PROVIDED ENTRIES: Begin
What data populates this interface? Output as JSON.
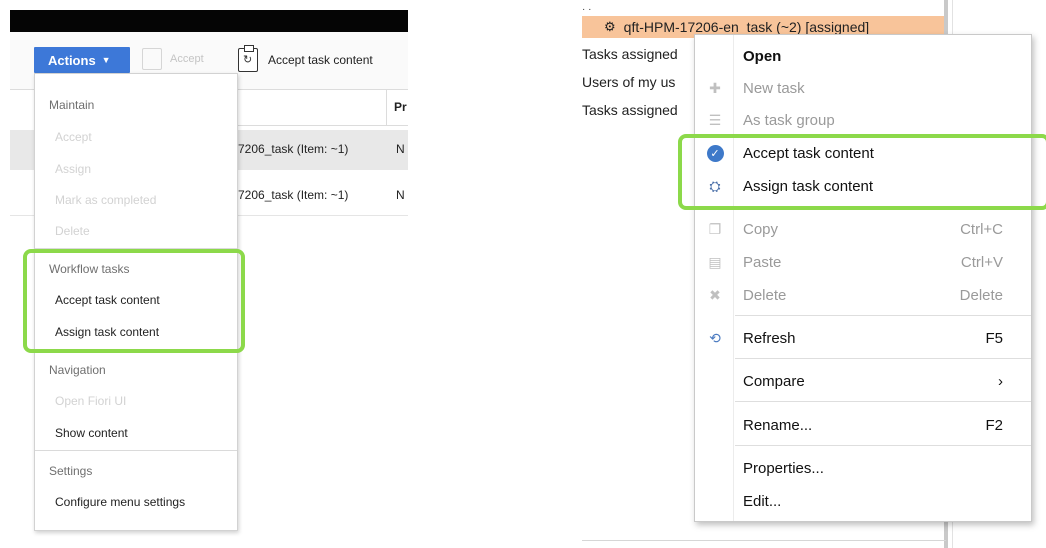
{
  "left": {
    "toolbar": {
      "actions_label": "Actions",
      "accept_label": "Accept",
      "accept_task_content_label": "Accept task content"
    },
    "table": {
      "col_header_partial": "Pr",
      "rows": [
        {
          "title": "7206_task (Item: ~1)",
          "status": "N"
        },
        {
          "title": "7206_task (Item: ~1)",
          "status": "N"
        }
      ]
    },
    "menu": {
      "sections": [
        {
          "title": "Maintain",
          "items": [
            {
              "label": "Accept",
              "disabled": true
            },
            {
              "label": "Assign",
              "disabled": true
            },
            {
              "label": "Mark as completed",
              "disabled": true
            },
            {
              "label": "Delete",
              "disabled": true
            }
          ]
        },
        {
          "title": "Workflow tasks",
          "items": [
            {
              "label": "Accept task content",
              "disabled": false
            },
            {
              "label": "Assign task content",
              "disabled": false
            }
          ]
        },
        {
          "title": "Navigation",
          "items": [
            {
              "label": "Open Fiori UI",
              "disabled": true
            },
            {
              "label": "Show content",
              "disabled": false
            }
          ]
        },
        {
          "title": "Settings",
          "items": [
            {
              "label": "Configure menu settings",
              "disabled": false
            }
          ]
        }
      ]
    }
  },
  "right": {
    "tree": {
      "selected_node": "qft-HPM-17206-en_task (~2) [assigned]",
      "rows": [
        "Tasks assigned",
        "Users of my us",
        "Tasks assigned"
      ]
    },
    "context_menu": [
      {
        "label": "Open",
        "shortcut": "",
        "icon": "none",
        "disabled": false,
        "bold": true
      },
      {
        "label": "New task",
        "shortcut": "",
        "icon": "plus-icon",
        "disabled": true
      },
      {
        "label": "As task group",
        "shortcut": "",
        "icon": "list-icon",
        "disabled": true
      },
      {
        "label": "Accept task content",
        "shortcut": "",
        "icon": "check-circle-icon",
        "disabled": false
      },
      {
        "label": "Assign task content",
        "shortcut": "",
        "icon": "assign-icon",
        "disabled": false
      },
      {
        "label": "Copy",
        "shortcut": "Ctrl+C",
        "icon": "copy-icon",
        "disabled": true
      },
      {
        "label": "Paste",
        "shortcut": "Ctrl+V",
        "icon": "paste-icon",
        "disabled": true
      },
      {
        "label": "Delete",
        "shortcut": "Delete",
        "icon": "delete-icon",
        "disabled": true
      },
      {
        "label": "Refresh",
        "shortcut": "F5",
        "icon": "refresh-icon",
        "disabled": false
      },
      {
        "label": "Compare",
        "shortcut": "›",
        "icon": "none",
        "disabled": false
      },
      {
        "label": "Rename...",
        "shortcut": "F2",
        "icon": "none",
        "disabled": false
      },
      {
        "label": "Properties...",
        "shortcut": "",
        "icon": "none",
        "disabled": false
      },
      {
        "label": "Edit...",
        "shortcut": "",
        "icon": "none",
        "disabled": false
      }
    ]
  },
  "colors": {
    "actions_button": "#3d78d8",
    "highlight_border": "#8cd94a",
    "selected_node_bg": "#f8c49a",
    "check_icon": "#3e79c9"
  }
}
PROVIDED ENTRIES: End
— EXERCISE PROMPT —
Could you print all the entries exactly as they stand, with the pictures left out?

— OUTPUT OF THE TASK —
What data populates this interface? Output as JSON.
{
  "left": {
    "toolbar": {
      "actions_label": "Actions",
      "accept_label": "Accept",
      "accept_task_content_label": "Accept task content"
    },
    "table": {
      "col_header_partial": "Pr",
      "rows": [
        {
          "title": "7206_task (Item: ~1)",
          "status": "N"
        },
        {
          "title": "7206_task (Item: ~1)",
          "status": "N"
        }
      ]
    },
    "menu": {
      "sections": [
        {
          "title": "Maintain",
          "items": [
            {
              "label": "Accept",
              "disabled": true
            },
            {
              "label": "Assign",
              "disabled": true
            },
            {
              "label": "Mark as completed",
              "disabled": true
            },
            {
              "label": "Delete",
              "disabled": true
            }
          ]
        },
        {
          "title": "Workflow tasks",
          "items": [
            {
              "label": "Accept task content",
              "disabled": false
            },
            {
              "label": "Assign task content",
              "disabled": false
            }
          ]
        },
        {
          "title": "Navigation",
          "items": [
            {
              "label": "Open Fiori UI",
              "disabled": true
            },
            {
              "label": "Show content",
              "disabled": false
            }
          ]
        },
        {
          "title": "Settings",
          "items": [
            {
              "label": "Configure menu settings",
              "disabled": false
            }
          ]
        }
      ]
    }
  },
  "right": {
    "tree": {
      "selected_node": "qft-HPM-17206-en_task (~2) [assigned]",
      "rows": [
        "Tasks assigned",
        "Users of my us",
        "Tasks assigned"
      ]
    },
    "context_menu": [
      {
        "label": "Open",
        "shortcut": "",
        "icon": "none",
        "disabled": false,
        "bold": true
      },
      {
        "label": "New task",
        "shortcut": "",
        "icon": "plus-icon",
        "disabled": true
      },
      {
        "label": "As task group",
        "shortcut": "",
        "icon": "list-icon",
        "disabled": true
      },
      {
        "label": "Accept task content",
        "shortcut": "",
        "icon": "check-circle-icon",
        "disabled": false
      },
      {
        "label": "Assign task content",
        "shortcut": "",
        "icon": "assign-icon",
        "disabled": false
      },
      {
        "label": "Copy",
        "shortcut": "Ctrl+C",
        "icon": "copy-icon",
        "disabled": true
      },
      {
        "label": "Paste",
        "shortcut": "Ctrl+V",
        "icon": "paste-icon",
        "disabled": true
      },
      {
        "label": "Delete",
        "shortcut": "Delete",
        "icon": "delete-icon",
        "disabled": true
      },
      {
        "label": "Refresh",
        "shortcut": "F5",
        "icon": "refresh-icon",
        "disabled": false
      },
      {
        "label": "Compare",
        "shortcut": "›",
        "icon": "none",
        "disabled": false
      },
      {
        "label": "Rename...",
        "shortcut": "F2",
        "icon": "none",
        "disabled": false
      },
      {
        "label": "Properties...",
        "shortcut": "",
        "icon": "none",
        "disabled": false
      },
      {
        "label": "Edit...",
        "shortcut": "",
        "icon": "none",
        "disabled": false
      }
    ]
  },
  "colors": {
    "actions_button": "#3d78d8",
    "highlight_border": "#8cd94a",
    "selected_node_bg": "#f8c49a",
    "check_icon": "#3e79c9"
  }
}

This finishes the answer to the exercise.